Thus a highly trained and well experienced aviation maintenance guy, to put it mildly.
Larry and Mary Ann N.
2016 Newmar Ventana 3709 -ISB6.7 XT 360HP
2015 Wrangler Sahara Unlimited toad
Formerly: Trailmanor 2720SL, Bounder, Beaver
  de N8GGG

Utclmjmpr

  • ---
  • Posts: 4129
Re: Why the V10?
« Reply #28 on: November 11, 2019, 12:28:26 PM »
 Thanks Larry,, also in that time period,, Director of maintenance (DOM) for two airlines (FAR135) and two helicopter companies..>>>Dan
 Needless to say,, I like doing my own work for reasons listed above.>>>D
« Last Edit: November 11, 2019, 12:45:37 PM by Utclmjmpr »
Vary rare American Tradition 38TT/330 turbo Cummins
Last year Jeep liberty 4 down
72 VW Baja 4 down
Cedar City, Utah
USAF vet. 59-63
FMCA F312919
The difference between intelligence & stupidity is: intelligence has it's limits
      Albert Einstein.

FL-Joe

  • ---
  • Posts: 39
Re: Why the V10?
« Reply #29 on: November 12, 2019, 09:50:29 AM »
My "Iron clad documentation that it was done correctly " and documented in my logs is when I do it to my satisfaction...
  >>>Dan 33 year A/P IA >>>

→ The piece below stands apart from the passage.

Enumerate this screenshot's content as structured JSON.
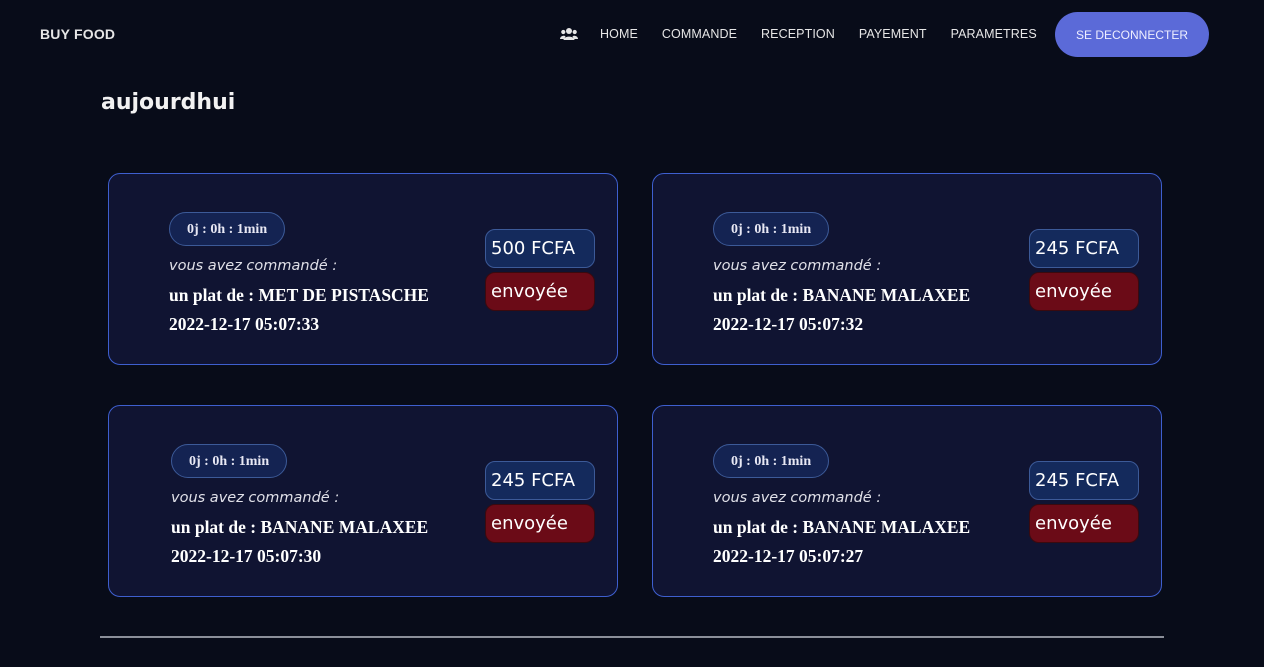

Glad that works for you.  However, I think I will just coast along paying certified Freightliner/Cummings techs do my maintenance until my factory warranty runs out.  I certainly do not have the thousands of dollars it would take to replace my engine/tranny if they denied a claim because I tried to save a few bucks. 

Like I said in my first post, on my last coach with the V10 I changed oil and did much of the service myself but the factory warranty was expired.
Full Time Traveling This Great Country!
Newmar Ventana 4369
Toad:  enclosed (Mini Cooper & Harley TG)
U.S. Army VN 71-72 (64B20)